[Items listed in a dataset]
=====

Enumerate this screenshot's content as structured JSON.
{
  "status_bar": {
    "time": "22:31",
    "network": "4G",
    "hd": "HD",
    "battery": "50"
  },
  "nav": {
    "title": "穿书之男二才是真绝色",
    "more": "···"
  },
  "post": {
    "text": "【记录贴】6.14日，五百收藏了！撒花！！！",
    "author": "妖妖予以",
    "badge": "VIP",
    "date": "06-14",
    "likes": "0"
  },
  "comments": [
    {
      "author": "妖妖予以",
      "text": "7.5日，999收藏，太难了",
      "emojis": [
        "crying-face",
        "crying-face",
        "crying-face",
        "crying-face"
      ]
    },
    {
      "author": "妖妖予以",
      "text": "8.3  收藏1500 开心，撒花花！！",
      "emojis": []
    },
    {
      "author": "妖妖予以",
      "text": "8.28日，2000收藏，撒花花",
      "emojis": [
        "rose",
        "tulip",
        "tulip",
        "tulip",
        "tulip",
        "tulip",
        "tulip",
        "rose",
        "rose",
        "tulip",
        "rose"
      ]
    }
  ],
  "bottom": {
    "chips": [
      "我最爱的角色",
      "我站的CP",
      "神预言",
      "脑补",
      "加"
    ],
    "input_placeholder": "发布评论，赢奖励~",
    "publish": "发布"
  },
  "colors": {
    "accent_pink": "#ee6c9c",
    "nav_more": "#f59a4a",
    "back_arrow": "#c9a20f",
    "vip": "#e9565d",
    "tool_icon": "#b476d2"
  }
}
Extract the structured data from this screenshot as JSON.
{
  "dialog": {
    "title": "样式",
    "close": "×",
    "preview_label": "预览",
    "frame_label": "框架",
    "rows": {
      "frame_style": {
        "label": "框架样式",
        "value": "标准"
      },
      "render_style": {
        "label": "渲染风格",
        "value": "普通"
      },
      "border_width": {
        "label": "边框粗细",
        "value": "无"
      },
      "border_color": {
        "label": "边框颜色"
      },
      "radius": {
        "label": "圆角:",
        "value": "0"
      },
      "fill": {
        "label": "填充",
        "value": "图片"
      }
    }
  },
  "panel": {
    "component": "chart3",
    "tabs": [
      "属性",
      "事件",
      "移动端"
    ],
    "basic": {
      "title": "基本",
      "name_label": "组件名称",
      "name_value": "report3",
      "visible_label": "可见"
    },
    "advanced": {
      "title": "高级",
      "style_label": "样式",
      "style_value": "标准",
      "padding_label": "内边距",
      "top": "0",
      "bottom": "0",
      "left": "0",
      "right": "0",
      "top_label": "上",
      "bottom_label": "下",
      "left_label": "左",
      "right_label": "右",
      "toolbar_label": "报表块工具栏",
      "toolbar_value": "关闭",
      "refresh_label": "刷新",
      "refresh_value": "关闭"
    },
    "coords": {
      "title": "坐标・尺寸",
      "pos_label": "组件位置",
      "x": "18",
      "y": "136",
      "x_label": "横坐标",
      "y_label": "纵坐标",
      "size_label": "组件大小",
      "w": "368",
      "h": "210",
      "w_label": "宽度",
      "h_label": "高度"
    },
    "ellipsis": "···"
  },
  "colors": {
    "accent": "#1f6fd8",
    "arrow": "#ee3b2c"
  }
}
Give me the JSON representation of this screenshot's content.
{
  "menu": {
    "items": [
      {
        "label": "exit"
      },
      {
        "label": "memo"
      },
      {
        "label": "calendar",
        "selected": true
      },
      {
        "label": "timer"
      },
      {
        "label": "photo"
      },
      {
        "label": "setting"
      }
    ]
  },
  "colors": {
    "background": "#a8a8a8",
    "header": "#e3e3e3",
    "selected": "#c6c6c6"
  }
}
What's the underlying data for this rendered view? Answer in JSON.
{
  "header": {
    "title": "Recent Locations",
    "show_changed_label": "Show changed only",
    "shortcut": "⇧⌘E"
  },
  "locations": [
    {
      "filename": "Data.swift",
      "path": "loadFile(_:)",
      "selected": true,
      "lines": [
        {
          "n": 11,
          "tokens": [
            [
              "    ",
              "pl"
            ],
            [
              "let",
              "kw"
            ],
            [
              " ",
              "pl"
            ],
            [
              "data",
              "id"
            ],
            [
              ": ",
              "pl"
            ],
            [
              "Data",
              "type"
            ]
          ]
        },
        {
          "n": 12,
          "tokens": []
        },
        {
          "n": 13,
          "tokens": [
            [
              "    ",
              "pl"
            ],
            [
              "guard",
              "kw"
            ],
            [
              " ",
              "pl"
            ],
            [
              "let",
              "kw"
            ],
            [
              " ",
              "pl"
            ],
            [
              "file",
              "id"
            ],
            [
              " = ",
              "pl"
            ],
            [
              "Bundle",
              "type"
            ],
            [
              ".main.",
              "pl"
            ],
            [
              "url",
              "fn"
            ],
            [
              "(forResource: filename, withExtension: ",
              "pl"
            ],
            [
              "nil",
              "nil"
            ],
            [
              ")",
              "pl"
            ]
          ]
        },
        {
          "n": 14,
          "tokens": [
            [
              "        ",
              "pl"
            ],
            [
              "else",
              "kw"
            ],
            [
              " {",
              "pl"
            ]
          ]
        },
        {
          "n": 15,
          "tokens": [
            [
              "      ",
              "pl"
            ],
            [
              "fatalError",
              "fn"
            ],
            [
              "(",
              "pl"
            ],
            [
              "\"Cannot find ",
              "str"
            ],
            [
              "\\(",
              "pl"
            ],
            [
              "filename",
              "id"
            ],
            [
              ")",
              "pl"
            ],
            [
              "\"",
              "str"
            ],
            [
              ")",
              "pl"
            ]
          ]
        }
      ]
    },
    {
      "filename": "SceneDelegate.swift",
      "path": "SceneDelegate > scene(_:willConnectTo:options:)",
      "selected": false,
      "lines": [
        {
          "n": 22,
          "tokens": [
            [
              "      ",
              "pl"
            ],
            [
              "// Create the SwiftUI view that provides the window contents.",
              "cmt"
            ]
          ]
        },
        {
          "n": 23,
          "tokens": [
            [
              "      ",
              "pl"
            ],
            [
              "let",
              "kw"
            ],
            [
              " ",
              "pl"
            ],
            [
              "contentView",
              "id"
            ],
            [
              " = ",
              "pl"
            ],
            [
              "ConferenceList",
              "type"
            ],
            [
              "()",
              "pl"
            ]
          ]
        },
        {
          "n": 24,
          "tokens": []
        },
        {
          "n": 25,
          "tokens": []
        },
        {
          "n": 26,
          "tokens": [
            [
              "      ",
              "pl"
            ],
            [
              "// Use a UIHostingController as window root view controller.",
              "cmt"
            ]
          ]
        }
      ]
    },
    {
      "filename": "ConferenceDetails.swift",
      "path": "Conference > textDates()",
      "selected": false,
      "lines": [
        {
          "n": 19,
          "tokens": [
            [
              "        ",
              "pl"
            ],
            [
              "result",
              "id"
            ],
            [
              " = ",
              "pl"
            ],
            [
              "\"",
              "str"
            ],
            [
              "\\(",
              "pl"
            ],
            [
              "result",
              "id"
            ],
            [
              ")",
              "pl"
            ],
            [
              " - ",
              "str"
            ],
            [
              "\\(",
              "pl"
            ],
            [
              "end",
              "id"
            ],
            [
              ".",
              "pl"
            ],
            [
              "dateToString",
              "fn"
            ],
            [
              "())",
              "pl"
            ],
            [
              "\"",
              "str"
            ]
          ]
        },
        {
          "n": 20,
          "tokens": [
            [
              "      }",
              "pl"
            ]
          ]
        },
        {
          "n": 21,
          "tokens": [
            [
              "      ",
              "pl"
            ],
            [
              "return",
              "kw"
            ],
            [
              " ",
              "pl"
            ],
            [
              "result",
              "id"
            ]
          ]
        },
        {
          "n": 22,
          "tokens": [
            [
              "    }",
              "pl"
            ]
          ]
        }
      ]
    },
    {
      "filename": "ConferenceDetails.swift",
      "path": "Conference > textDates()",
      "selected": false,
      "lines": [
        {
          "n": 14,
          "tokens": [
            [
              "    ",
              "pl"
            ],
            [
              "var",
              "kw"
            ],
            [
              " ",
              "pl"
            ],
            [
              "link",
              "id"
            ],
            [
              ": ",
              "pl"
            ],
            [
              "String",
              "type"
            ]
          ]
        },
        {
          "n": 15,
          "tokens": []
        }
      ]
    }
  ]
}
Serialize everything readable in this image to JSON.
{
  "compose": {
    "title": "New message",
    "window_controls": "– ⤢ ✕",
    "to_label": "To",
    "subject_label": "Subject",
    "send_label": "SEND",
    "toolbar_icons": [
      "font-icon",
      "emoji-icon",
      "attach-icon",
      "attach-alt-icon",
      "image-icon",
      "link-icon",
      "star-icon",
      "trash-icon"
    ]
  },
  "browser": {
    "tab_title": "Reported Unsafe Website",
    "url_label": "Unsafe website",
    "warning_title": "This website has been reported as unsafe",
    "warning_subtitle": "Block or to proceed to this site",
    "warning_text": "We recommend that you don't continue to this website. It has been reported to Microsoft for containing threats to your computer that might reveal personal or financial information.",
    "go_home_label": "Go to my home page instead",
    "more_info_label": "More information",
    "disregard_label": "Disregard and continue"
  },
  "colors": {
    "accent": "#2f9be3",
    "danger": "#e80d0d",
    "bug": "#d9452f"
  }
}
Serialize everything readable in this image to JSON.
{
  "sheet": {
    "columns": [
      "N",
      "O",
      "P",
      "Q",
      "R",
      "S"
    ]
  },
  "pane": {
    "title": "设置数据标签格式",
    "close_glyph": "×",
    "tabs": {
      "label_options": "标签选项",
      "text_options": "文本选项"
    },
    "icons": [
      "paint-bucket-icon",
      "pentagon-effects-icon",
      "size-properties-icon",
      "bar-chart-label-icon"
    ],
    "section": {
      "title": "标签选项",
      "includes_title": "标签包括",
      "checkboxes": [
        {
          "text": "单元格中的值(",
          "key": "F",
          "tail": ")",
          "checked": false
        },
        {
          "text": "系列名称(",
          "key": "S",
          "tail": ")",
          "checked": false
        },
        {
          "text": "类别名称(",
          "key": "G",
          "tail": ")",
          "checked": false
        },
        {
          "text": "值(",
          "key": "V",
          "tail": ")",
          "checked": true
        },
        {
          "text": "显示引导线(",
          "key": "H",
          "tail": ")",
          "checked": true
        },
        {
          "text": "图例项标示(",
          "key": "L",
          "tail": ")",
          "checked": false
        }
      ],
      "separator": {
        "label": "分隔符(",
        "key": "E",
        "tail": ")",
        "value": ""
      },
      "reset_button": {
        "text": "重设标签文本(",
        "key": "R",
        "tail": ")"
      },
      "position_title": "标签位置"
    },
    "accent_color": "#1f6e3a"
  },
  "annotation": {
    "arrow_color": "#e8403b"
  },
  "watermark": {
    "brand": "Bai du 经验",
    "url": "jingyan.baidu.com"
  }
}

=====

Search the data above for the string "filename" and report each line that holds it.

      "filename": "Data.swift",
              "(forResource: filename, withExtension: ",
              "filename",
      "filename": "SceneDelegate.swift",
      "filename": "ConferenceDetails.swift",
      "filename": "ConferenceDetails.swift",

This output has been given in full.